mason bee parasite protection

In your quest to safeguard your mason bees from parasites, it's crucial to implement a comprehensive and proactive approach that encompasses regular hive inspections, strategic habitat placement, and the use of natural remedies.

Regular hive inspections are key to early pest detection. You should look for signs of distress, such as lethargic behavior or physical indications of infestation like mites or larval sacs on the bees. It's also advisable to inspect the hive structure for any abnormalities.

Strategic habitat placement serves dual purposes. Firstly, it can deter parasites by positioning the hive in an area with less exposure to carrier insects. Secondly, it can promote healthier bees by providing ample access to food sources, thus boosting their immune systems.

Natural remedies such as thyme oil or powdered sugar can help repel or kill parasites without harming the bees. However, it's important to use these remedies judiciously, as overuse can lead to resistance in parasites.

Lastly, consider rotating your bee populations, replacing old bees with new ones, to break the life cycle of parasites. This integrated approach can ensure the health and longevity of your mason bees.

Conclusion

In conclusion, you'll find that mason bees aren't typically plagued by varroa mites, unlike their honey bee counterparts.

However, this doesn't mean they're entirely immune to parasites.

It's essential to monitor your local mason bee population and provide them with suitable habitats.

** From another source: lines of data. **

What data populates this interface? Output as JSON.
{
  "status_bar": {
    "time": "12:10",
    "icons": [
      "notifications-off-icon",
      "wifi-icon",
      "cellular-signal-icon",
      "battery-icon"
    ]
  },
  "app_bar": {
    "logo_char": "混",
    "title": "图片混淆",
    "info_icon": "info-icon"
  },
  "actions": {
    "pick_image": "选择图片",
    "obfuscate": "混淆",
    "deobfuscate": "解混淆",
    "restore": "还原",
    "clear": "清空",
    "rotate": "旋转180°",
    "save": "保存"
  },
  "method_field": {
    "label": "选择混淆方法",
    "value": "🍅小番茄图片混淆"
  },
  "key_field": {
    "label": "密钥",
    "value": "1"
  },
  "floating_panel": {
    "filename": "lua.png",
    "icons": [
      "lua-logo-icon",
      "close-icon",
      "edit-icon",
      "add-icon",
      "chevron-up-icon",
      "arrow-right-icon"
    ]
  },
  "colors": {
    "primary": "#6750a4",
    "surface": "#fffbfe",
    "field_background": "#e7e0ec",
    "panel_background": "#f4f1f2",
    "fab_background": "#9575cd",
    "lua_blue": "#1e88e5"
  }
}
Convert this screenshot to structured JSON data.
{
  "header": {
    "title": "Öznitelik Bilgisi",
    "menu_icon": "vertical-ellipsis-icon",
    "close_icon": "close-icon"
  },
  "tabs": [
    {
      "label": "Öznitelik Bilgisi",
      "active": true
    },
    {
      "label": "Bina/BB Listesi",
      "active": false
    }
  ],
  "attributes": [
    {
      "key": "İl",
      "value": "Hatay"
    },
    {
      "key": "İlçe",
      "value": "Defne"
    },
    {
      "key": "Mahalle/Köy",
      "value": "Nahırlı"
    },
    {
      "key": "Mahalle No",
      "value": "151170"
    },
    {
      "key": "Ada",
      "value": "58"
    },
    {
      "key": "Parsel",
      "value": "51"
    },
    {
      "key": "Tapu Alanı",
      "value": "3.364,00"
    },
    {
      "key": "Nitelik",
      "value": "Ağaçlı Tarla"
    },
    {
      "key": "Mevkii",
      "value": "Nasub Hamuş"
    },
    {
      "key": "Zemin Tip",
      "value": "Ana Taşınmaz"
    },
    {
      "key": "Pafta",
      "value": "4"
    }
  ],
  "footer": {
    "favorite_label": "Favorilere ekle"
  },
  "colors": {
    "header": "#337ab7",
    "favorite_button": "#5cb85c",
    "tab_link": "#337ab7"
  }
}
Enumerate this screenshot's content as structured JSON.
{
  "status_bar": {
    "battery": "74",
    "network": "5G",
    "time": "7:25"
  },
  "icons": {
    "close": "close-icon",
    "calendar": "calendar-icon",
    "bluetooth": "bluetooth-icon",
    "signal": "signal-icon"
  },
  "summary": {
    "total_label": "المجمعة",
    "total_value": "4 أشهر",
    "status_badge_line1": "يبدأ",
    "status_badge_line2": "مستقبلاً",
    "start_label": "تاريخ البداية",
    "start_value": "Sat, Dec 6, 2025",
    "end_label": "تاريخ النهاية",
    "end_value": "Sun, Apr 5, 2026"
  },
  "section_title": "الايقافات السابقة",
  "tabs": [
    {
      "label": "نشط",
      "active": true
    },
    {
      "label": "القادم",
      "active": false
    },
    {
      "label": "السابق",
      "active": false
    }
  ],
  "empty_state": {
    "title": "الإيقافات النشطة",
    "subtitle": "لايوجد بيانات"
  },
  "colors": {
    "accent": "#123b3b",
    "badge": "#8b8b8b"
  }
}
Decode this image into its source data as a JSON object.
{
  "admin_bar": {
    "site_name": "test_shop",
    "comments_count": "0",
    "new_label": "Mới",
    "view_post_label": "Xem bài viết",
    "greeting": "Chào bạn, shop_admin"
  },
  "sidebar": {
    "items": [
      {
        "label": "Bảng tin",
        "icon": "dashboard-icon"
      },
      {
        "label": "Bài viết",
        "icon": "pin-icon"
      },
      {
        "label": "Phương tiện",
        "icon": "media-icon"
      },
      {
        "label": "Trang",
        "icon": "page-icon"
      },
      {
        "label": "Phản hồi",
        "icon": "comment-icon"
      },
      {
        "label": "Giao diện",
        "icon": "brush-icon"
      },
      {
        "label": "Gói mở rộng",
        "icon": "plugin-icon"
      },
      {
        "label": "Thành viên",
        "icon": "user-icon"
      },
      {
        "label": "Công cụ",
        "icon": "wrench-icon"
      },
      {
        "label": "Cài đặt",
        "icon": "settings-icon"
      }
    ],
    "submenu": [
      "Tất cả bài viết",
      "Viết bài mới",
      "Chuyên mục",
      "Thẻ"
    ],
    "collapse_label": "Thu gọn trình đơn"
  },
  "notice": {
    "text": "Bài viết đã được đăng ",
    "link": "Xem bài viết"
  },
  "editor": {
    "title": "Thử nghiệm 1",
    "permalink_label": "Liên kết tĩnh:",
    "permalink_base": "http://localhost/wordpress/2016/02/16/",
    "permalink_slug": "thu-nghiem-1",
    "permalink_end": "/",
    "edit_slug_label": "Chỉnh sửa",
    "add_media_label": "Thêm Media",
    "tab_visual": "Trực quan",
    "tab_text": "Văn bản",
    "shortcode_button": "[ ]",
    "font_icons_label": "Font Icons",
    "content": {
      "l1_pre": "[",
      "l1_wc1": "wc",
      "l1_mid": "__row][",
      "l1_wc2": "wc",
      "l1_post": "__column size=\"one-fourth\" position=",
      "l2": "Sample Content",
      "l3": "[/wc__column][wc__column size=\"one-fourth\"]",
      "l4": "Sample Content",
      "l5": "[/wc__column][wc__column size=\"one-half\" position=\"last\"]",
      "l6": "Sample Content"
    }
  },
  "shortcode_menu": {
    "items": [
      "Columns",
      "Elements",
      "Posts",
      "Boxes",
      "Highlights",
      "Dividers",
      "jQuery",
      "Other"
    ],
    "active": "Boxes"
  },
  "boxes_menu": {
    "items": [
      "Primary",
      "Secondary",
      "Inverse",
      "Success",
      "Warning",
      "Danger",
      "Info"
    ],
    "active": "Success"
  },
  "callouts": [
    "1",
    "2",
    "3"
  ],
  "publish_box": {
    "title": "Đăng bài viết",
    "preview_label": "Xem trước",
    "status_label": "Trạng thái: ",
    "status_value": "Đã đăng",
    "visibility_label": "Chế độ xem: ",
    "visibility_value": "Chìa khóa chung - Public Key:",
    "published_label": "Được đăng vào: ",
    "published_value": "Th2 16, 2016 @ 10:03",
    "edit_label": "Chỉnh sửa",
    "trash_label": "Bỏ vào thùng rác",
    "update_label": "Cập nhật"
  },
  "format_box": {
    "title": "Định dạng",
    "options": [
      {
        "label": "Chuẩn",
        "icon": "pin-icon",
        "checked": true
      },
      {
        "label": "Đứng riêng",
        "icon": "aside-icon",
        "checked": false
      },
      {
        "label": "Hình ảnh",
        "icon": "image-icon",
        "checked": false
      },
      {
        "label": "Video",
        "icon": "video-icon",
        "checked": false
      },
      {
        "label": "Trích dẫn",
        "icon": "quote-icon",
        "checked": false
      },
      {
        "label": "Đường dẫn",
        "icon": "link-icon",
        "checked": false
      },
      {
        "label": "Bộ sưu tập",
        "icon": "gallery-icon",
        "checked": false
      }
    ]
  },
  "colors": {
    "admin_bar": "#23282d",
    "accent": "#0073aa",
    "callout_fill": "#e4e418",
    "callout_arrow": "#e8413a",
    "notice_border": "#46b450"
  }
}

By understanding and addressing the threats they face, you're not only aiding in their survival but also contributing to a healthier ecosystem.